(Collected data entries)
· · · · · · ·

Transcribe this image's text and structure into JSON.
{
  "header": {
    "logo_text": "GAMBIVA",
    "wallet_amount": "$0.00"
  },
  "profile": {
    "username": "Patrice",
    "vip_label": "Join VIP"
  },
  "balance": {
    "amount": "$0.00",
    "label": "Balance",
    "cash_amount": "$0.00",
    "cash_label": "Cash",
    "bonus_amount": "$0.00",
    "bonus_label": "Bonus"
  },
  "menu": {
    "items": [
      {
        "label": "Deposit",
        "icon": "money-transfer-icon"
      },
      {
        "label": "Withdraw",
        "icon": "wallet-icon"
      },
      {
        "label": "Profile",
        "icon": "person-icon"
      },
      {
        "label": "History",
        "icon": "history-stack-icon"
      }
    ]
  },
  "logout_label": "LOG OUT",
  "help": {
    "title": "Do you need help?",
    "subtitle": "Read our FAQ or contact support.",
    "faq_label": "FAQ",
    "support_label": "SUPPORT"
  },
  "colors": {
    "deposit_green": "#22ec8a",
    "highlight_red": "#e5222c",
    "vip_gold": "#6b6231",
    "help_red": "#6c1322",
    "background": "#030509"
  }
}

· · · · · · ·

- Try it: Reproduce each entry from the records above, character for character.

- Your response:
Transcribe this image's text and structure into JSON.
{
  "header": {
    "logo_text": "GAMBIVA",
    "wallet_amount": "$0.00"
  },
  "profile": {
    "username": "Patrice",
    "vip_label": "Join VIP"
  },
  "balance": {
    "amount": "$0.00",
    "label": "Balance",
    "cash_amount": "$0.00",
    "cash_label": "Cash",
    "bonus_amount": "$0.00",
    "bonus_label": "Bonus"
  },
  "menu": {
    "items": [
      {
        "label": "Deposit",
        "icon": "money-transfer-icon"
      },
      {
        "label": "Withdraw",
        "icon": "wallet-icon"
      },
      {
        "label": "Profile",
        "icon": "person-icon"
      },
      {
        "label": "History",
        "icon": "history-stack-icon"
      }
    ]
  },
  "logout_label": "LOG OUT",
  "help": {
    "title": "Do you need help?",
    "subtitle": "Read our FAQ or contact support.",
    "faq_label": "FAQ",
    "support_label": "SUPPORT"
  },
  "colors": {
    "deposit_green": "#22ec8a",
    "highlight_red": "#e5222c",
    "vip_gold": "#6b6231",
    "help_red": "#6c1322",
    "background": "#030509"
  }
}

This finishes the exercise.